The Georgia Department of Public Health has reported 197 confirmed cases of coronavirus (COVID-19) in Georgia and three-related deaths as of March 18.
The first death was a 67-year-old man on March 12 at Wellstar Kennestone Hospital in Marietta, while the two latest reported deaths were women ages 42 and 69 at a hospital in Albany.
Gov. Brian Kemp said Georgia would begin prioritizing testing for COVID-19 for the most vulnerable in the population and to conserve medical supplies.

“Georgia’s elderly, those with chronic, underlying health conditions, those who live in a long-term care facility like an assisted living facility or nursing home, and those serving on the front lines as a healthcare worker, first responder, long-term care facility staffer, or law enforcement need tests.,” Kemp said in a statement.

Meanwhile, Kemp announced that Georgia has received an official statewide disaster declaration from the U.S. Small Business Administration (SBA). This declaration will provide assistance in the form of SBA Economic Injury Disaster Loans to impacted small businesses in all 159 counties in Georgia.

The application is now live, and Georgia small business owners can go directly to the SBA for assistance. Small business owners should visit for information and the application.

Loans are available for small business and non-profit organizations. While terms will be established on a case-by-case basis, many will have a thirty-year repayment term with first payments not due for up to twelve months. Businesses should expect to provide a tax transcript, financial statements, and a profit and loss statement.
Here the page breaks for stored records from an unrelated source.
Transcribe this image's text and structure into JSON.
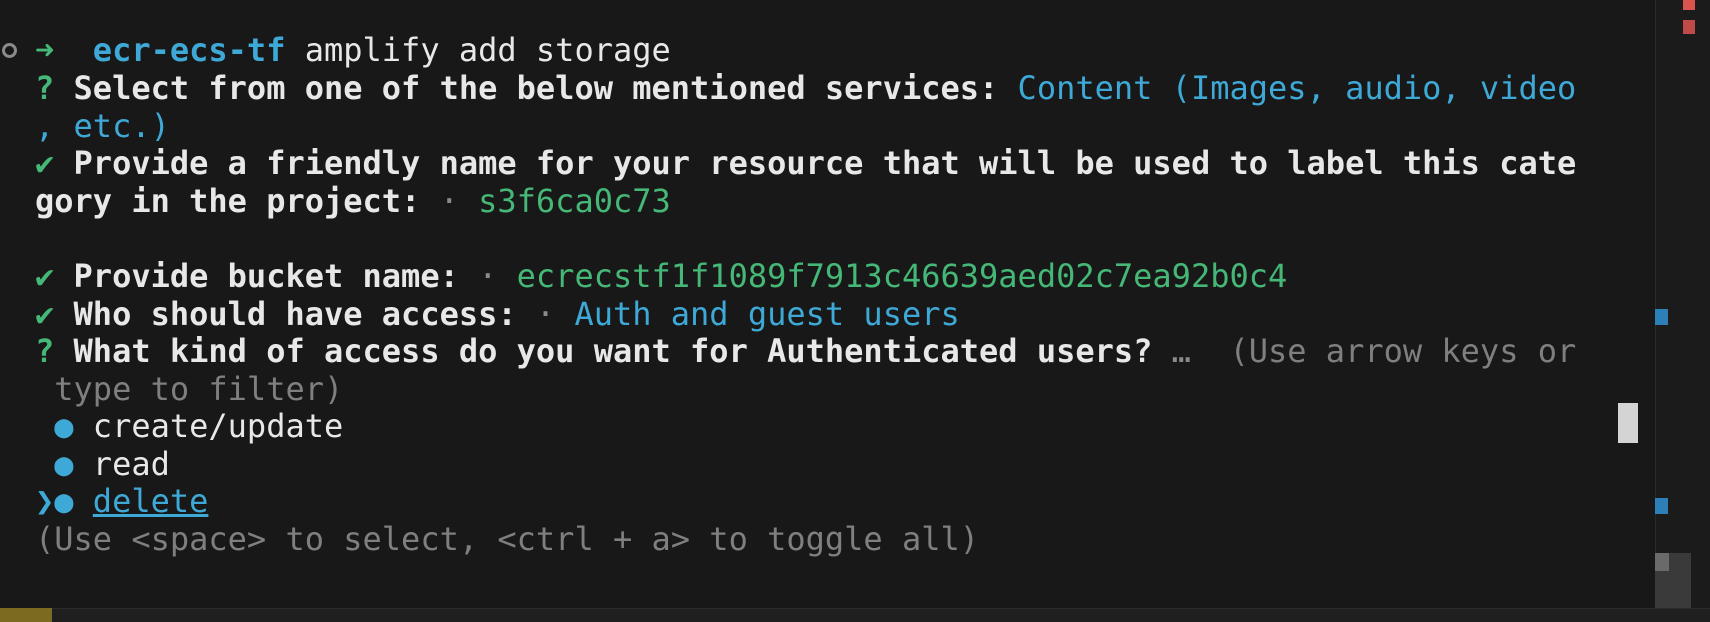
{
  "prompt": {
    "arrow": "➜",
    "directory": "ecr-ecs-tf",
    "command": "amplify add storage"
  },
  "q1": {
    "mark": "?",
    "question": "Select from one of the below mentioned services:",
    "answer_part1": "Content (Images, audio, video",
    "answer_part2": ", etc.)"
  },
  "q2": {
    "mark": "✔",
    "question_part1": "Provide a friendly name for your resource that will be used to label this cate",
    "question_part2": "gory in the project:",
    "sep": "·",
    "answer": "s3f6ca0c73"
  },
  "q3": {
    "mark": "✔",
    "question": "Provide bucket name:",
    "sep": "·",
    "answer": "ecrecstf1f1089f7913c46639aed02c7ea92b0c4"
  },
  "q4": {
    "mark": "✔",
    "question": "Who should have access:",
    "sep": "·",
    "answer": "Auth and guest users"
  },
  "q5": {
    "mark": "?",
    "question": "What kind of access do you want for Authenticated users?",
    "ellipsis": "…",
    "hint_part1": "(Use arrow keys or",
    "hint_part2": " type to filter)"
  },
  "options": [
    {
      "pointer": " ",
      "bullet": "●",
      "label": "create/update"
    },
    {
      "pointer": " ",
      "bullet": "●",
      "label": "read"
    },
    {
      "pointer": "❯",
      "bullet": "●",
      "label": "delete"
    }
  ],
  "footer_hint": "(Use <space> to select, <ctrl + a> to toggle all)",
  "colors": {
    "background": "#181818",
    "cyan": "#3ea9d6",
    "green": "#45b776",
    "text": "#e8e8e8",
    "dim": "#8b8b8b"
  }
}
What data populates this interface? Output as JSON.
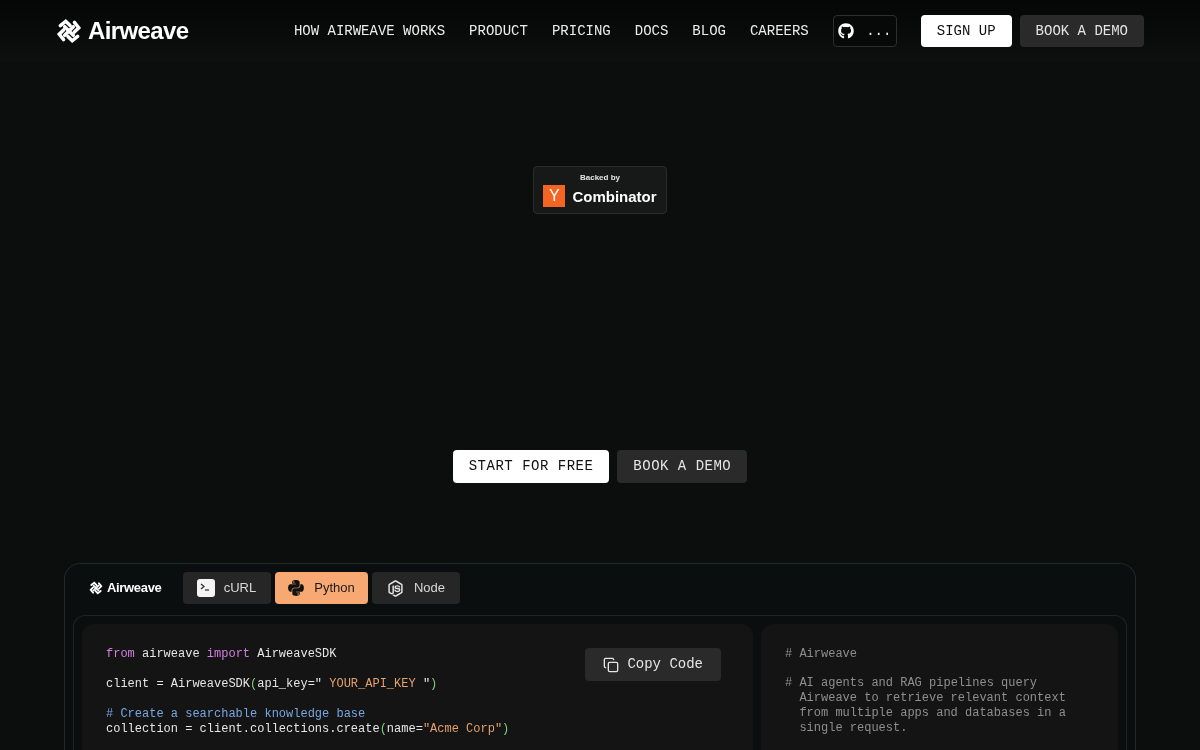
{
  "nav": {
    "logo": "Airweave",
    "links": [
      "HOW AIRWEAVE WORKS",
      "PRODUCT",
      "PRICING",
      "DOCS",
      "BLOG",
      "CAREERS"
    ],
    "github": {
      "label": "..."
    },
    "buttons": [
      {
        "label": "SIGN UP",
        "kind": "primary"
      },
      {
        "label": "BOOK A DEMO",
        "kind": "secondary"
      }
    ]
  },
  "badge": {
    "caption": "Backed by",
    "mark": "Y",
    "name": "Combinator"
  },
  "hero_buttons": [
    {
      "label": "START FOR FREE",
      "kind": "primary"
    },
    {
      "label": "BOOK A DEMO",
      "kind": "secondary"
    }
  ],
  "code_panel": {
    "logo": "Airweave",
    "tabs": [
      {
        "label": "cURL",
        "kind": "shell",
        "selected": false
      },
      {
        "label": "Python",
        "kind": "python",
        "selected": true
      },
      {
        "label": "Node",
        "kind": "javascript",
        "selected": false
      }
    ],
    "copy_button": "Copy Code",
    "blocks": [
      [
        [
          {
            "kind": "keyword",
            "text": "from"
          },
          {
            "kind": "plain",
            "text": " airweave "
          },
          {
            "kind": "keyword",
            "text": "import"
          },
          {
            "kind": "plain",
            "text": " AirweaveSDK"
          }
        ]
      ],
      [
        [
          {
            "kind": "plain",
            "text": "client = AirweaveSDK"
          },
          {
            "kind": "bracket",
            "text": "("
          },
          {
            "kind": "plain",
            "text": "api_key=\""
          },
          {
            "kind": "string",
            "text": " YOUR_API_KEY "
          },
          {
            "kind": "plain",
            "text": "\""
          },
          {
            "kind": "bracket",
            "text": ")"
          }
        ]
      ],
      [
        [
          {
            "kind": "comment",
            "text": "# Create a searchable knowledge base"
          }
        ],
        [
          {
            "kind": "plain",
            "text": "collection = client.collections.create"
          },
          {
            "kind": "bracket",
            "text": "("
          },
          {
            "kind": "plain",
            "text": "name="
          },
          {
            "kind": "string",
            "text": "\"Acme Corp\""
          },
          {
            "kind": "bracket",
            "text": ")"
          }
        ]
      ]
    ],
    "description": [
      "# Airweave",
      "# AI agents and RAG pipelines query Airweave to retrieve relevant context from multiple apps and databases in a single request."
    ]
  }
}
Interest rates will range from 2.75% to 3.75%.

In Atlanta, Mayor Keisha Lance Bottoms signed legislation—sponsored by Councilmembers Andre Dickens and Marci Collier Overstreet—allowing the city to temporarily reduce concessionaire and car rental company rental requirements by suspending the Minimum Annual Guarantee (MAG) payment obligation in the Concessions and Consolidated Car Rental Agreements for a period of four months.
The legislation is designed to allow companies to use four months of rental funds to provide relief to employees experiencing reduced hours and lost wages as a result of the COVID-19 health threat.
“Atlanta families—many of whom are already living paycheck to paycheck—will be overburdened if we do not provide much-needed economic relief immediately,” Bottoms said in a statement. “We are asking our business partners to continue showing compassion toward their employees, and when possible, provide continuity of pay for their hourly associates.”